However, Johnson let the cat out of the bag: “The more that we expose of the corruption of the transition process between Obama and Trump …(and) corruption within (intelligence) agencies … I would think that it would certainly help … Trump win reelection … .” The Biden campaign responded: “This damning acknowledgement totally exposes that Ron Johnson’s disgraceful conduct is the definition of malfeasance.” Moreover, Politico reported that some GOP senators think Johnson’s hearings could “backfire” during a pandemic and COVID-19 economic depression.
Utah GOP Senator Mitt Romney said: “From the outset, there was a tendency on the part of (Trump) to dismiss COVID-19 as a threat, not to consider how serious it could become.” Trump and Johnson have projected unwarranted optimism, made unproven claims about treatments and tried to normalize COVID-19 deaths by falsely saying that car accidents kill more Americans. The facts are damning. About 5.4 million cases nationally, over 65,000 in Wisconsin. U.S. deaths stand at near 170,000 and 1,000+ in Wisconsin.
The eye-popping economic fallout led conservative economic writer Robert Samuelson to label it a “pandemic depression” – mass unemployment, more income inequality, flat retail sales and big-name bankruptcies. State farmers, struggling before COVID-19, have taken a body blow. Trump and Johnson’s relentless cheerleading can’t conceal the economic misery and breadlines. And, with tax revenue down state and local governments need at least $500 billion to avoid budget shortfalls and cutting 3 million jobs.
However, Trump and Johnson don’t want to help. Trump wants to slash a federal $600 per week jobless benefit to a short-lived $300 a week benefit. Johnson said: “I hope the (congressional-White House) talks remain broken down.” And, Johnson also opposes the $600 jobless benefit, calling aid a “perverse disincentive to return to the workplace … .” But the Wall Street Journal reported: “An overwhelming majority of economists surveyed (by WSJ) said economic benefits of additional jobless benefits to help laid-off workers outweighed concerns that extra payments could deter people from going back to work.”

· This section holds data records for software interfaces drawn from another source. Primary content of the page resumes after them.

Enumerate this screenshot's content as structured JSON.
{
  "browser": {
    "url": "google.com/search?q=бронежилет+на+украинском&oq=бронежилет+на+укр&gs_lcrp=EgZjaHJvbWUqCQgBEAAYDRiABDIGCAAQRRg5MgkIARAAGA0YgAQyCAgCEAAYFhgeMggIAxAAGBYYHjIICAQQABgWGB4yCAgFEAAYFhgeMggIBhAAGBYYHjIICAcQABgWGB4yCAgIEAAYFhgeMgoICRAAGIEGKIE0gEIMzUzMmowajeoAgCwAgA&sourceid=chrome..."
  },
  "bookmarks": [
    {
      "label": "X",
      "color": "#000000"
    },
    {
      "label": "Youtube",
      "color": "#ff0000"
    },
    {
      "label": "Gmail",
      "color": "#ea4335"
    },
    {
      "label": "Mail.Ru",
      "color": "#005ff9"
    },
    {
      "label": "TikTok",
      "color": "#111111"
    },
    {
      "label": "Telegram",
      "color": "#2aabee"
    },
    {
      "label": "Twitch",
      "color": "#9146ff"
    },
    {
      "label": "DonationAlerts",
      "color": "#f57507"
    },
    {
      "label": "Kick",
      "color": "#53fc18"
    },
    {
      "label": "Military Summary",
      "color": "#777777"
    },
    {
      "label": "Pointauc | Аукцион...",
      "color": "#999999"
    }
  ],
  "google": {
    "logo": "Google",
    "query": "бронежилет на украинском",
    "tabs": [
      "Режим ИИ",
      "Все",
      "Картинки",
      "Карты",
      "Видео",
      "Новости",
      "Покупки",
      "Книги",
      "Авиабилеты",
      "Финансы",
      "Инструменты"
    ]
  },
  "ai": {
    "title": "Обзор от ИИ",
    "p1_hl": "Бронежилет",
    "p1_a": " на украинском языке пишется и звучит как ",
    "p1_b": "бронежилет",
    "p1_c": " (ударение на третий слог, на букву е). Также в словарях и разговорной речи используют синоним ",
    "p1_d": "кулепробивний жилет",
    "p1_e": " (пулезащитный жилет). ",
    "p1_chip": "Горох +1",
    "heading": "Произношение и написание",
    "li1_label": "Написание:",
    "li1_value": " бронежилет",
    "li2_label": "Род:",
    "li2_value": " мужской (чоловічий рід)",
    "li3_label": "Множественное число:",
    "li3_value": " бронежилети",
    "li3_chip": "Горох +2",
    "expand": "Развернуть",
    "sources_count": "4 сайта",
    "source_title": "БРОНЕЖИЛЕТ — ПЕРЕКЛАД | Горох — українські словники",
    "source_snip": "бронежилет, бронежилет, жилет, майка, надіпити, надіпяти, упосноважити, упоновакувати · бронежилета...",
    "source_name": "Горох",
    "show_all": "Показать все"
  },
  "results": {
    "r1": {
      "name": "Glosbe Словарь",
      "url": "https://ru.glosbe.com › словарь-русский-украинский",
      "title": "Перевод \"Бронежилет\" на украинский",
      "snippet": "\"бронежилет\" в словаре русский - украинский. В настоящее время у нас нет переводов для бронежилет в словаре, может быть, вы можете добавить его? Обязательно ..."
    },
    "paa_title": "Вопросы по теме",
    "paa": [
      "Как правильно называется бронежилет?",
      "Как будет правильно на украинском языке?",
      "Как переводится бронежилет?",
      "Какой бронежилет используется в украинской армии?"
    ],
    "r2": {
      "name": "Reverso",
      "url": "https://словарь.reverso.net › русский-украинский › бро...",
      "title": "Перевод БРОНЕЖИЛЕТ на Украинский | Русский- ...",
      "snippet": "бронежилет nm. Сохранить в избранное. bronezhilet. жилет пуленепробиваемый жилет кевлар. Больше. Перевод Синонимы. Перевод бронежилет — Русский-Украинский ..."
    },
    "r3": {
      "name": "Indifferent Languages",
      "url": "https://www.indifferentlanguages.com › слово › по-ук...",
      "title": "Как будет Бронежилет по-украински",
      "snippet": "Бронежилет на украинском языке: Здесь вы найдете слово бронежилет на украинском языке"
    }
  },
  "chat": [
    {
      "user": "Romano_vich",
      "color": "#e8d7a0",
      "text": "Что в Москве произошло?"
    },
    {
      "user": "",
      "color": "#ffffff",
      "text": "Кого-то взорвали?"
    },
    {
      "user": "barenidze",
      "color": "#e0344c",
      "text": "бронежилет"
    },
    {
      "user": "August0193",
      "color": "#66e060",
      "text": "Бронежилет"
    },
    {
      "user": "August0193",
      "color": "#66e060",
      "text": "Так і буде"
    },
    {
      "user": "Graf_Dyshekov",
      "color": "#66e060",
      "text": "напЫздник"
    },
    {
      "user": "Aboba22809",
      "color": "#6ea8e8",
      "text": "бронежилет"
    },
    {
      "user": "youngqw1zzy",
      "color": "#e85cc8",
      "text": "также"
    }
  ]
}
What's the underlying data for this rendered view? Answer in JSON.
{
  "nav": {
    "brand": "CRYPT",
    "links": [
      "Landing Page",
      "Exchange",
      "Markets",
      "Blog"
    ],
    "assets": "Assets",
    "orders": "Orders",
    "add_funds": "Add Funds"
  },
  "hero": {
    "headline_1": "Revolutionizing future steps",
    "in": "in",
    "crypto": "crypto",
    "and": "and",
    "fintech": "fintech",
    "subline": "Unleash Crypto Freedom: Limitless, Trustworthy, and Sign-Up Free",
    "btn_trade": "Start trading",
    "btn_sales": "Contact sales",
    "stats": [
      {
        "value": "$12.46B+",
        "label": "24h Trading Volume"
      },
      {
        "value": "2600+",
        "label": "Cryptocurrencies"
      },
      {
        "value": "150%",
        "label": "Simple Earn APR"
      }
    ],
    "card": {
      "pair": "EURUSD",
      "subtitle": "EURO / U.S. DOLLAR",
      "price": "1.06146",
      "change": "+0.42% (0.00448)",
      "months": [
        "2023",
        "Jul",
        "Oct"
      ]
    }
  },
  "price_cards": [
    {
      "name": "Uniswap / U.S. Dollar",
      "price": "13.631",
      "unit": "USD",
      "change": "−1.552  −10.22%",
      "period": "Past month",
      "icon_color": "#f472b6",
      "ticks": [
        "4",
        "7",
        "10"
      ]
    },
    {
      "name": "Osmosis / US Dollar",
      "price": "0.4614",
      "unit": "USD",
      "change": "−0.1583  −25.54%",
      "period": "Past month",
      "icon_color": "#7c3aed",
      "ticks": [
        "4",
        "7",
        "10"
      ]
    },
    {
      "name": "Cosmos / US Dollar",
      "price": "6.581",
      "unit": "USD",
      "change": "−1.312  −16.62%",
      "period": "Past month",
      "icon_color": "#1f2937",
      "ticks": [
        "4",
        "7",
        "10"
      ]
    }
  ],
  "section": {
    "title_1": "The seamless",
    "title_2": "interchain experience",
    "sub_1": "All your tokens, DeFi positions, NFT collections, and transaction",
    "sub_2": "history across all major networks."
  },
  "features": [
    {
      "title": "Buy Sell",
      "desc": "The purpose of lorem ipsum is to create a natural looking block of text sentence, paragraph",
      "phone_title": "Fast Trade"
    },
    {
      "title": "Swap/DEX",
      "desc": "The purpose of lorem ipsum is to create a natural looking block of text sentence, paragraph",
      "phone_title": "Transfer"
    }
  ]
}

Johnson should stop blocking COVID-19 relief and recovery aid, and be transparent about how an earlier COVID-19 aid bill expanded the pass-through tax break (70 percent of pass-through income goes to the top one percent). He should try to act like a senator, by using his committee to hold real oversight hearings, e.g., price gouging and fraud in the selling of personal protective equipment and inadequate COVID-19 testing.
–Kaplan wrote a guest column from Washington, D.C., for the Wisconsin State Journal from 1995 – 2009.